◆ YOUR GOAL ◆
Return the lines of the data below in which the string "Facebook" occurs.

*** DATASET RECORDS Section Begins ***

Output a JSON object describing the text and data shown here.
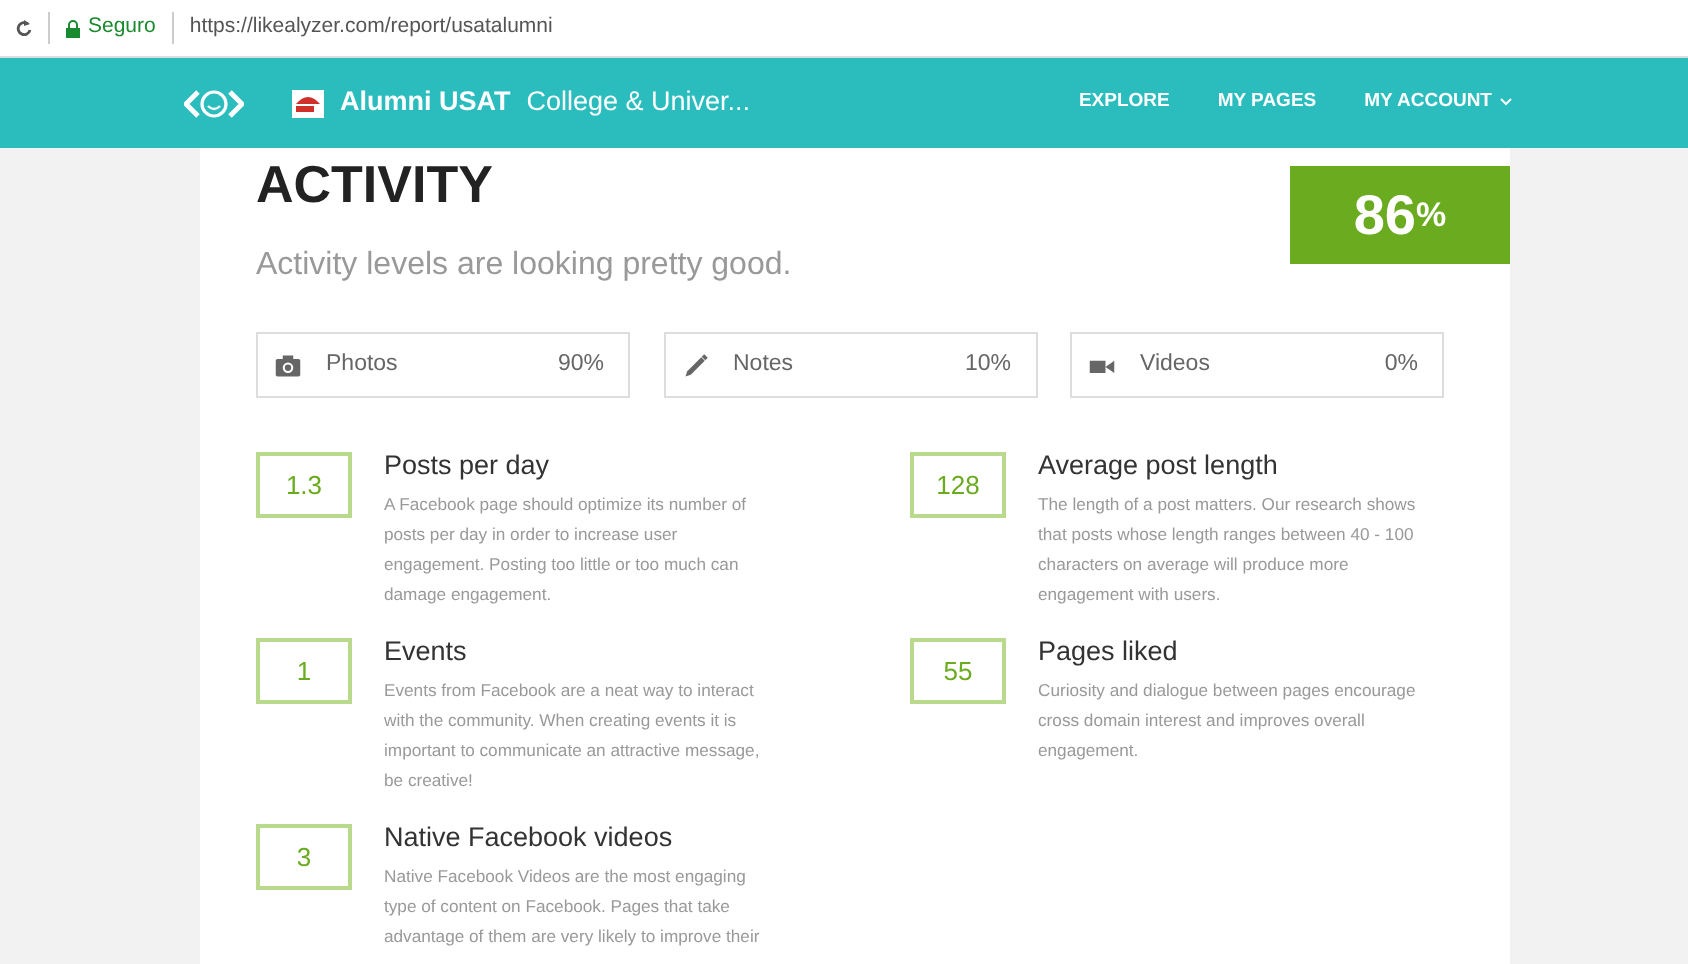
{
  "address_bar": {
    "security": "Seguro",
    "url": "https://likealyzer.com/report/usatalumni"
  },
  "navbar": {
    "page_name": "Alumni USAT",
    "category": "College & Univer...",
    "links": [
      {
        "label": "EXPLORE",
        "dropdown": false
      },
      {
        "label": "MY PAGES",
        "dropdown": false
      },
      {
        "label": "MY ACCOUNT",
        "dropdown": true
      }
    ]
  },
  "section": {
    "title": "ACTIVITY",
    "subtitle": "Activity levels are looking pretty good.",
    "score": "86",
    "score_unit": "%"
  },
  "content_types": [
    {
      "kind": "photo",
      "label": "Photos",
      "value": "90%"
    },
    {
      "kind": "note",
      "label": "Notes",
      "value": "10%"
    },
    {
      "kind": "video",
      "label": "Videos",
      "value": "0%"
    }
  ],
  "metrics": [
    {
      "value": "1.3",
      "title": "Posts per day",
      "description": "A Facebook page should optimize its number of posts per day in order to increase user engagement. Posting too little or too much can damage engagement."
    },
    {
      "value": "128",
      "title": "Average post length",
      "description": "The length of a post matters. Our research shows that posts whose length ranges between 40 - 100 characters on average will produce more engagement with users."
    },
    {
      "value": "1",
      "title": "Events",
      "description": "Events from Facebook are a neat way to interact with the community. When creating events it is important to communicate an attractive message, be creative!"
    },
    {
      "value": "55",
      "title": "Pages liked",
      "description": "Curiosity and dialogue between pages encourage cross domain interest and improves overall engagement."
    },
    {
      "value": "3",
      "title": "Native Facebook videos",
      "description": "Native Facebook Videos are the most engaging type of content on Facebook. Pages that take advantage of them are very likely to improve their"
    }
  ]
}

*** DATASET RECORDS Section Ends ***
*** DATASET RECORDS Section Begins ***

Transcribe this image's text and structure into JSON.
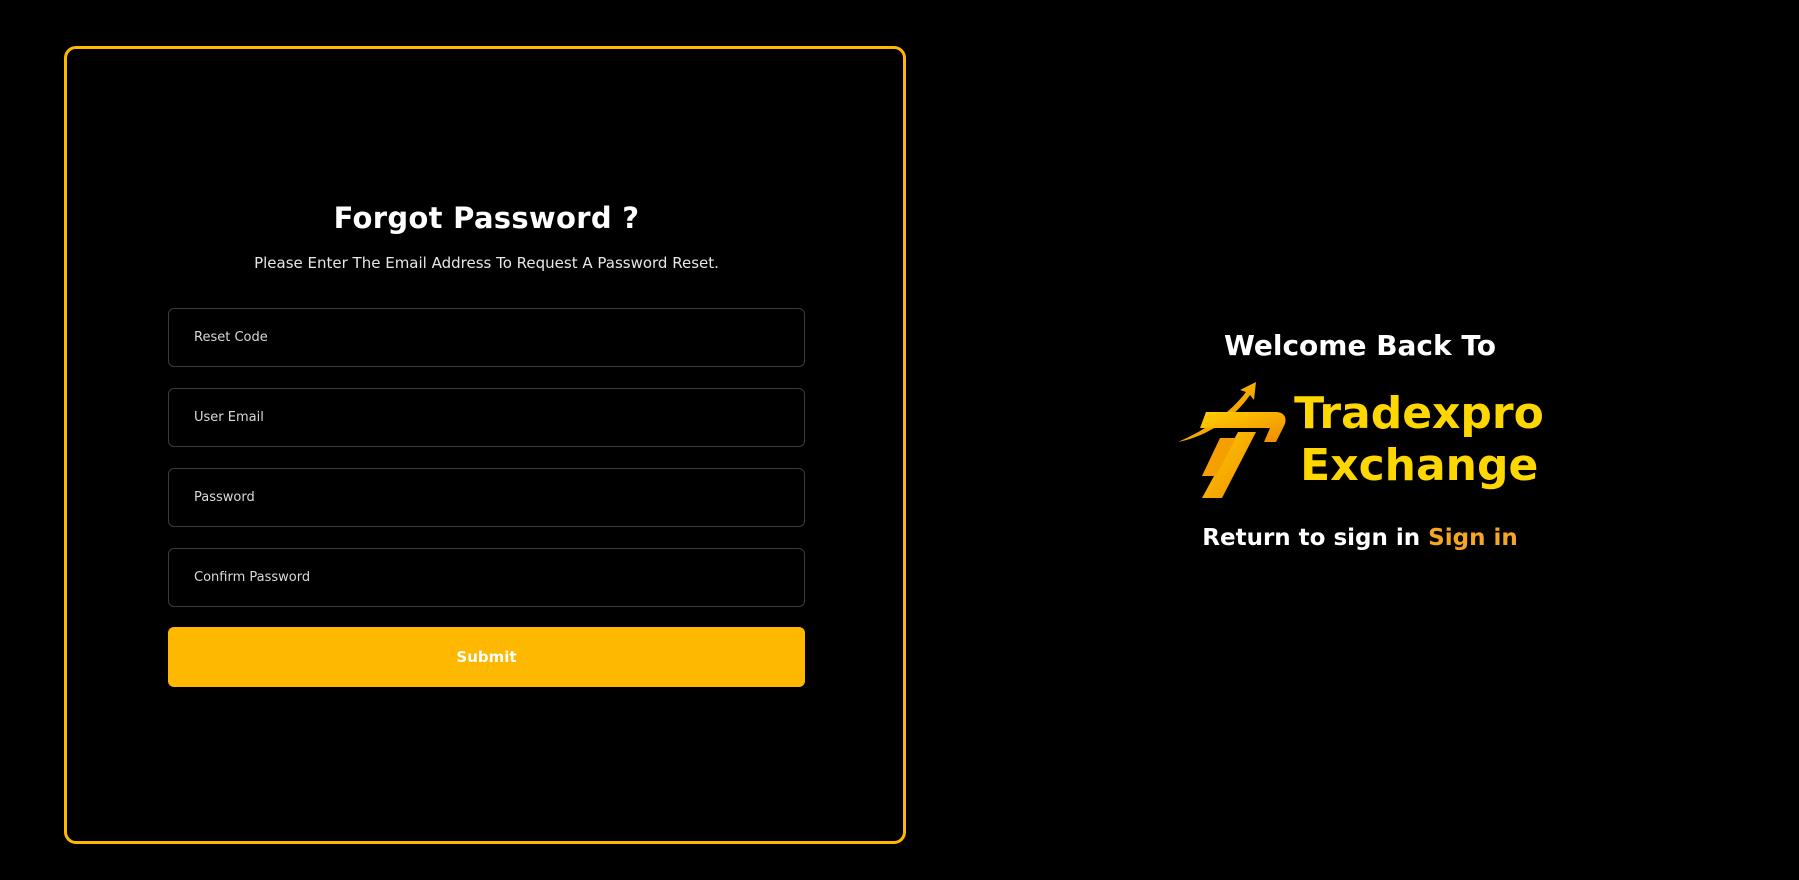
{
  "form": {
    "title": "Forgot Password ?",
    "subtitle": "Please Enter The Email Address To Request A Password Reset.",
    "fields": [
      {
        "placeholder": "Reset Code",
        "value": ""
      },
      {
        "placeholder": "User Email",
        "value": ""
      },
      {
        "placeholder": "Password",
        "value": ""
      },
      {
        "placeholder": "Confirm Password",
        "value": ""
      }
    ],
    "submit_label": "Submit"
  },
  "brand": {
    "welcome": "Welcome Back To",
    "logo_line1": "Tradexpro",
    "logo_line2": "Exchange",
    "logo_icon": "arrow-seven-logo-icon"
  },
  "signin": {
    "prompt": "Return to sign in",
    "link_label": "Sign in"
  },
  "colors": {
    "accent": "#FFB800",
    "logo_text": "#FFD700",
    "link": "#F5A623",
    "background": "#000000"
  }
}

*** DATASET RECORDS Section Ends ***

◆ RESPONSE ◆
      "description": "A Facebook page should optimize its number of posts per day in order to increase user engagement. Posting too little or too much can damage engagement."
      "description": "Events from Facebook are a neat way to interact with the community. When creating events it is important to communicate an attractive message, be creative!"
      "title": "Native Facebook videos",
      "description": "Native Facebook Videos are the most engaging type of content on Facebook. Pages that take advantage of them are very likely to improve their"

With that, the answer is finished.